A new series that is under way is the Circling Trout Series. This is something I’ve been wanting to do for a while. Inspired by both tattoo art of koi fishes and a painting done by the extremely talented Yusniel Santos, I finally took the time to sketch out a concept and pose I liked.

Starting with the three most popular, Brook/Brown/Rainbow, and adding more to the series as time progresses and allows. These are all done in watercolour pencils with a Copic marker base coat. The first piece, the Brown Trout, was the test piece to try out using the marker background and see how it would work out. This method, which I had never heard of done before, works amazing! I sketched out the general layout and then filled it in with the marker. After I let it thoroughly dry, I begin adding in the watercolour pencils, layer after layer, building up the depth and colour richness. The marker gives a perfect neutral grey background in which I can build from that helps make the colours pop better than your typical white paper background.

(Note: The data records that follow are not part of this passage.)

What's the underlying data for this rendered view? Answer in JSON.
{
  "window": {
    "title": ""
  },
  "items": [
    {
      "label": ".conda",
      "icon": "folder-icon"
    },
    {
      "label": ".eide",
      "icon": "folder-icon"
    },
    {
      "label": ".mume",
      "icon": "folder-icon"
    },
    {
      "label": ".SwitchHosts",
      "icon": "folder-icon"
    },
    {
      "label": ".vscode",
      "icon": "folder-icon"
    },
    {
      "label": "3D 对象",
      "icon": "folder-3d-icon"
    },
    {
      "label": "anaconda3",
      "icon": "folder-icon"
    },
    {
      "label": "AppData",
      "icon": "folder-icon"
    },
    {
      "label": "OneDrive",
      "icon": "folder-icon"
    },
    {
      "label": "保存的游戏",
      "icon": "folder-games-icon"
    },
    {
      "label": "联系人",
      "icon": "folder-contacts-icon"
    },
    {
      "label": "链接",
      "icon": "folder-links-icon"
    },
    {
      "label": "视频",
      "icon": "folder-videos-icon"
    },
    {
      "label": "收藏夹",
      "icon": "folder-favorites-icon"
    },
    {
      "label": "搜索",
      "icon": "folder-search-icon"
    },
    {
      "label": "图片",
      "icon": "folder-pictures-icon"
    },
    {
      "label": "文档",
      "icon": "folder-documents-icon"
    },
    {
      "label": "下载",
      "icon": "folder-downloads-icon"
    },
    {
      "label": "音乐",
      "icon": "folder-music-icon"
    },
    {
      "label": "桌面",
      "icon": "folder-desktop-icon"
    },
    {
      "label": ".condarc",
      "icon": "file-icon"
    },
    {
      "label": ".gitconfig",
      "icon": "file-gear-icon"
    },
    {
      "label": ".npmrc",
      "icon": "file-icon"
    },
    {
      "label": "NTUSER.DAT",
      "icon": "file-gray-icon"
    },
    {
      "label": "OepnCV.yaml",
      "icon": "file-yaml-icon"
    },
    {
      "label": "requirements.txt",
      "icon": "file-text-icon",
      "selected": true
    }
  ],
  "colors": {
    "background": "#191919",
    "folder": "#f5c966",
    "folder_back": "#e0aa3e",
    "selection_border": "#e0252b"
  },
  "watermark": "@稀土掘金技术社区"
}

Decals are coming very soon for this series and the Atlantic Salmon and Steelhead pieces are underway.

Circling Trout Promo